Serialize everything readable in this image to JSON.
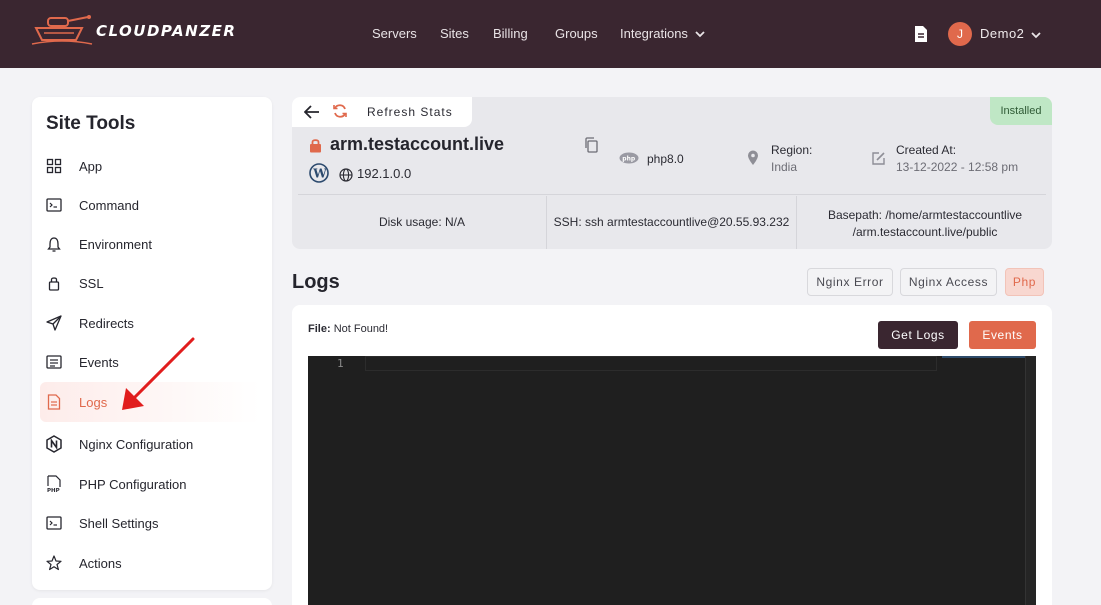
{
  "brand": {
    "name": "CLOUDPANZER",
    "accent": "#e0694c",
    "dark": "#3a2630"
  },
  "nav": {
    "items": [
      "Servers",
      "Sites",
      "Billing",
      "Groups",
      "Integrations"
    ]
  },
  "user": {
    "initial": "J",
    "name": "Demo2"
  },
  "sidebar": {
    "title": "Site Tools",
    "items": [
      {
        "label": "App",
        "icon": "grid-icon"
      },
      {
        "label": "Command",
        "icon": "terminal-icon"
      },
      {
        "label": "Environment",
        "icon": "bell-icon"
      },
      {
        "label": "SSL",
        "icon": "lock-icon"
      },
      {
        "label": "Redirects",
        "icon": "send-icon"
      },
      {
        "label": "Events",
        "icon": "list-icon"
      },
      {
        "label": "Logs",
        "icon": "file-icon",
        "active": true
      },
      {
        "label": "Nginx Configuration",
        "icon": "nginx-icon"
      },
      {
        "label": "PHP Configuration",
        "icon": "php-file-icon"
      },
      {
        "label": "Shell Settings",
        "icon": "terminal-icon"
      },
      {
        "label": "Actions",
        "icon": "star-icon"
      }
    ]
  },
  "site": {
    "refresh_label": "Refresh Stats",
    "status": "Installed",
    "name": "arm.testaccount.live",
    "ip": "192.1.0.0",
    "php": "php8.0",
    "region_label": "Region:",
    "region_value": "India",
    "created_label": "Created At:",
    "created_value": "13-12-2022 - 12:58 pm",
    "disk_label": "Disk usage:",
    "disk_value": "N/A",
    "ssh_label": "SSH:",
    "ssh_value": "ssh armtestaccountlive@20.55.93.232",
    "basepath_label": "Basepath:",
    "basepath_line1": "/home/armtestaccountlive",
    "basepath_line2": "/arm.testaccount.live/public"
  },
  "logs": {
    "title": "Logs",
    "tabs": [
      "Nginx Error",
      "Nginx Access",
      "Php"
    ],
    "active_tab": "Php",
    "file_label": "File:",
    "file_value": "Not Found!",
    "get_logs_label": "Get Logs",
    "events_label": "Events",
    "line_number": "1"
  }
}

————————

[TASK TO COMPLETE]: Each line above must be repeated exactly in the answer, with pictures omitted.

[EXERCISE SOLUTION]:
Serialize everything readable in this image to JSON.
{
  "brand": {
    "name": "CLOUDPANZER",
    "accent": "#e0694c",
    "dark": "#3a2630"
  },
  "nav": {
    "items": [
      "Servers",
      "Sites",
      "Billing",
      "Groups",
      "Integrations"
    ]
  },
  "user": {
    "initial": "J",
    "name": "Demo2"
  },
  "sidebar": {
    "title": "Site Tools",
    "items": [
      {
        "label": "App",
        "icon": "grid-icon"
      },
      {
        "label": "Command",
        "icon": "terminal-icon"
      },
      {
        "label": "Environment",
        "icon": "bell-icon"
      },
      {
        "label": "SSL",
        "icon": "lock-icon"
      },
      {
        "label": "Redirects",
        "icon": "send-icon"
      },
      {
        "label": "Events",
        "icon": "list-icon"
      },
      {
        "label": "Logs",
        "icon": "file-icon",
        "active": true
      },
      {
        "label": "Nginx Configuration",
        "icon": "nginx-icon"
      },
      {
        "label": "PHP Configuration",
        "icon": "php-file-icon"
      },
      {
        "label": "Shell Settings",
        "icon": "terminal-icon"
      },
      {
        "label": "Actions",
        "icon": "star-icon"
      }
    ]
  },
  "site": {
    "refresh_label": "Refresh Stats",
    "status": "Installed",
    "name": "arm.testaccount.live",
    "ip": "192.1.0.0",
    "php": "php8.0",
    "region_label": "Region:",
    "region_value": "India",
    "created_label": "Created At:",
    "created_value": "13-12-2022 - 12:58 pm",
    "disk_label": "Disk usage:",
    "disk_value": "N/A",
    "ssh_label": "SSH:",
    "ssh_value": "ssh armtestaccountlive@20.55.93.232",
    "basepath_label": "Basepath:",
    "basepath_line1": "/home/armtestaccountlive",
    "basepath_line2": "/arm.testaccount.live/public"
  },
  "logs": {
    "title": "Logs",
    "tabs": [
      "Nginx Error",
      "Nginx Access",
      "Php"
    ],
    "active_tab": "Php",
    "file_label": "File:",
    "file_value": "Not Found!",
    "get_logs_label": "Get Logs",
    "events_label": "Events",
    "line_number": "1"
  }
}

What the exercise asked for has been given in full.